Problem to solve: All lines below are to be output exactly as they stand.

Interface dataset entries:
++++++++
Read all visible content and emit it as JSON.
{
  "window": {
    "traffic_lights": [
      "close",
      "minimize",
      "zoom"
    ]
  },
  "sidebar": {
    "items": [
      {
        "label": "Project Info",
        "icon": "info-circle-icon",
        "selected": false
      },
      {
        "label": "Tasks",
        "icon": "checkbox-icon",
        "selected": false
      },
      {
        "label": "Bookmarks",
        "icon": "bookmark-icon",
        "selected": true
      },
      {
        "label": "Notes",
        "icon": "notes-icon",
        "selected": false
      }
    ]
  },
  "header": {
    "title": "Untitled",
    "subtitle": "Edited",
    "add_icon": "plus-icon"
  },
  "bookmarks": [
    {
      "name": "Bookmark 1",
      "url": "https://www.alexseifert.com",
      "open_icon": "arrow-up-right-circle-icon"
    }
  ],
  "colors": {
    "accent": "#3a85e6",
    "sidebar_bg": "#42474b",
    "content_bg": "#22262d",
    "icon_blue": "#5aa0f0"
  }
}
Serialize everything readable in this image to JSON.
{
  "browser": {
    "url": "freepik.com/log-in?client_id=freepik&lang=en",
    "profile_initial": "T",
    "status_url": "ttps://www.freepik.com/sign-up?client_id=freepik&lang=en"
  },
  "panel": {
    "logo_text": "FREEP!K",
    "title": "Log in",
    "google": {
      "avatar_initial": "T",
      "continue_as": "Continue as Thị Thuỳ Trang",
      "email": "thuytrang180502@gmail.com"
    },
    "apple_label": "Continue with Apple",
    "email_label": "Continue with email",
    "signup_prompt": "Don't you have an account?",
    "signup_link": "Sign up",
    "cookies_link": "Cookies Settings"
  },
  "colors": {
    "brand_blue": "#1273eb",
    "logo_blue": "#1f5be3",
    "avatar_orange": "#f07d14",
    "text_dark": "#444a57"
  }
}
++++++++
Expected answer:
Read all visible content and emit it as JSON.
{
  "window": {
    "traffic_lights": [
      "close",
      "minimize",
      "zoom"
    ]
  },
  "sidebar": {
    "items": [
      {
        "label": "Project Info",
        "icon": "info-circle-icon",
        "selected": false
      },
      {
        "label": "Tasks",
        "icon": "checkbox-icon",
        "selected": false
      },
      {
        "label": "Bookmarks",
        "icon": "bookmark-icon",
        "selected": true
      },
      {
        "label": "Notes",
        "icon": "notes-icon",
        "selected": false
      }
    ]
  },
  "header": {
    "title": "Untitled",
    "subtitle": "Edited",
    "add_icon": "plus-icon"
  },
  "bookmarks": [
    {
      "name": "Bookmark 1",
      "url": "https://www.alexseifert.com",
      "open_icon": "arrow-up-right-circle-icon"
    }
  ],
  "colors": {
    "accent": "#3a85e6",
    "sidebar_bg": "#42474b",
    "content_bg": "#22262d",
    "icon_blue": "#5aa0f0"
  }
}
Serialize everything readable in this image to JSON.
{
  "browser": {
    "url": "freepik.com/log-in?client_id=freepik&lang=en",
    "profile_initial": "T",
    "status_url": "ttps://www.freepik.com/sign-up?client_id=freepik&lang=en"
  },
  "panel": {
    "logo_text": "FREEP!K",
    "title": "Log in",
    "google": {
      "avatar_initial": "T",
      "continue_as": "Continue as Thị Thuỳ Trang",
      "email": "thuytrang180502@gmail.com"
    },
    "apple_label": "Continue with Apple",
    "email_label": "Continue with email",
    "signup_prompt": "Don't you have an account?",
    "signup_link": "Sign up",
    "cookies_link": "Cookies Settings"
  },
  "colors": {
    "brand_blue": "#1273eb",
    "logo_blue": "#1f5be3",
    "avatar_orange": "#f07d14",
    "text_dark": "#444a57"
  }
}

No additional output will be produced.